anchors and before io o'clock It started on
Its Journey up the coast.
Report of Commander.
The lightnouse ollice. hei an received
the following dlniiatch trom
James H. bears.' I;, s. N.. dated at Nulru.
The lighthouse tender Magnolia wa.i
Struck on inn m.ii n ,. ...
,li,yr.",. ,lfeam''r i.sparta. near Sixiy-
ivim. in, nun w an injured. Tne
Mugnulia was grounded. Tne president
and purty m transferred to tho
ligiuhouim tenner Ivy. which was ac
eouipapjiiig u.e .Magnolia and proceeded to
the West Virginia on Ume. i'he mastei
officers und punt were on duty on board
tho Magnolia at the tim of tne collieioa
It is believed tlie Ma.m.ilu r.u ......- . i '
- " . i lilAKD II1M
necessary repairs to return ,to New Orelsns
uuurt ".B VF T 11 Pltnill.
Immediately upon hearing of the accident
and escape of the president Mayor Behrman
sent the following dispatch by wireless to
the president:
NEW ORLEANS President Roosevelt
Aboard the Crusler West Virginia at 8ea:
New Orleans is overjoyed to learn that yoii
and your party encased without Injury and
regret inexpressibly the discomfort the ac
cident occasioned. We pray that your voy
age home will be safe and delightful.
Governor Blanchard sent the following:
T'f i m 1 f 1 1 f LnnlHlnnu n t j .
- ' ' '- ' p. 1 a V- V. Ill r Tl I or
last night. Rejoice It had no serious conse-
uur voyage 10 washing
ton will be pleasant and devoid of further
Blamea Pilot of Magnolia.
The captain of the Esparta. refused to
make any statement to the puhllo as his
veKsel Is under a British dug and he must
submit his report to the British consul.
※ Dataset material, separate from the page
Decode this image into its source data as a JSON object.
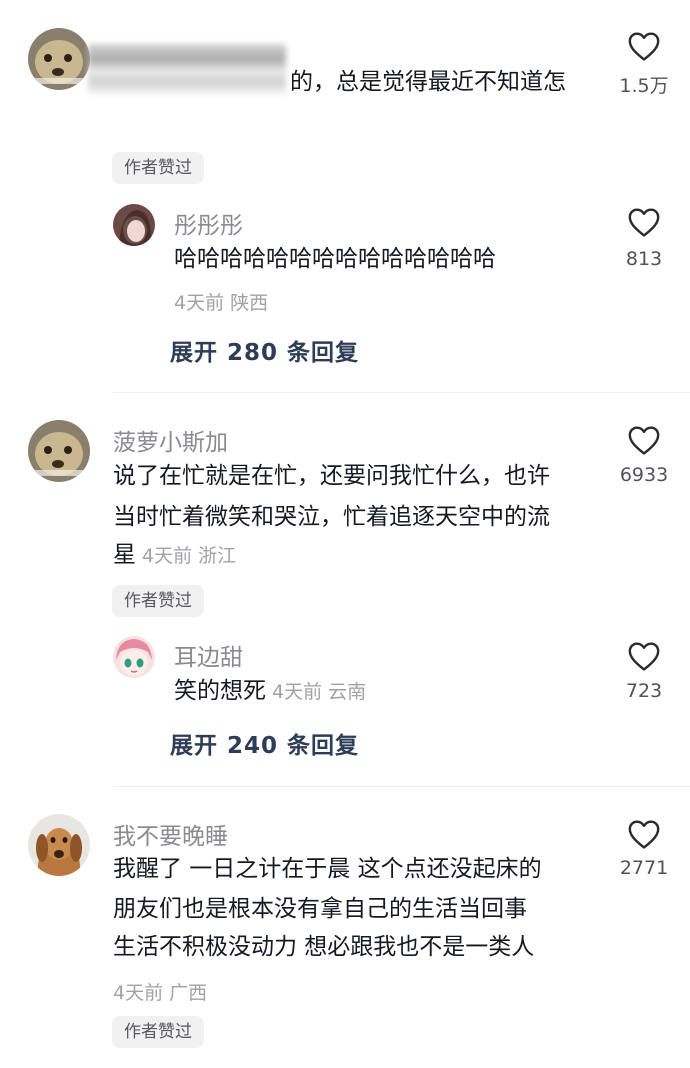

Tho
1 nlted Fruit company, to which the vessel
is chartered, however, tonight Issued the
following statement:
The Esparta sighted a vessel, afterward
found to be the MaKnolia. The Magnolia
blew two whistlis signif.vlng its intention
of passing to starboard, which was
answeied by the Etparia, while the latter
vessel continued up the river and at the
time of such signal It was within Kdt feet
of the west bank of the liver. About two
minutes after the M.inolia blew the flrst
signal. It blew one slmial signifying Us
Intention of changing lt courfce and cross
ing to the Inside of the Esparta. The pilot
f the Eapiula seeing danger In such action
blew whistier, ami also the danger signal
of three whistles signifying tne danger of
such a move on the part of the Magnolia,
as the pilot of the Esparta was aware there
was not enough room between that vessel
and the benk for the other vessel, as he
had taken Ins ship In ! so as to leave
plenty of room in the middle of the river
for the Magnolia and had the Magnolia
adhered to its orlrlnal aitfn'il and intention
of passing to stai txuird, would have passed
clear, as the liver was over half a mile
wide at that point, instead of this the
MHi-r.nlia hauled to lirt and the two
vesbels collided. The Esparta struck the
Mairnolla on the rnirt aide about twenty
feet abaft the bows and tonnlderabla dam
age was done to the Magnolia.
Report from Warlilp.
VIRGINIA . Oct 27.-(Via New Orleans, by
Wireless.) At 11 o'clock last evening,
through confusion of signals, the fruit
steam Esparta collided witli the lighthouso
tender Magnolia, which was conveying the
president, Sccm tary Loeb and Dr. Rlxey t
the cruiser West Virginia. Tha rati and
port bow of the Magnolia waa damaged and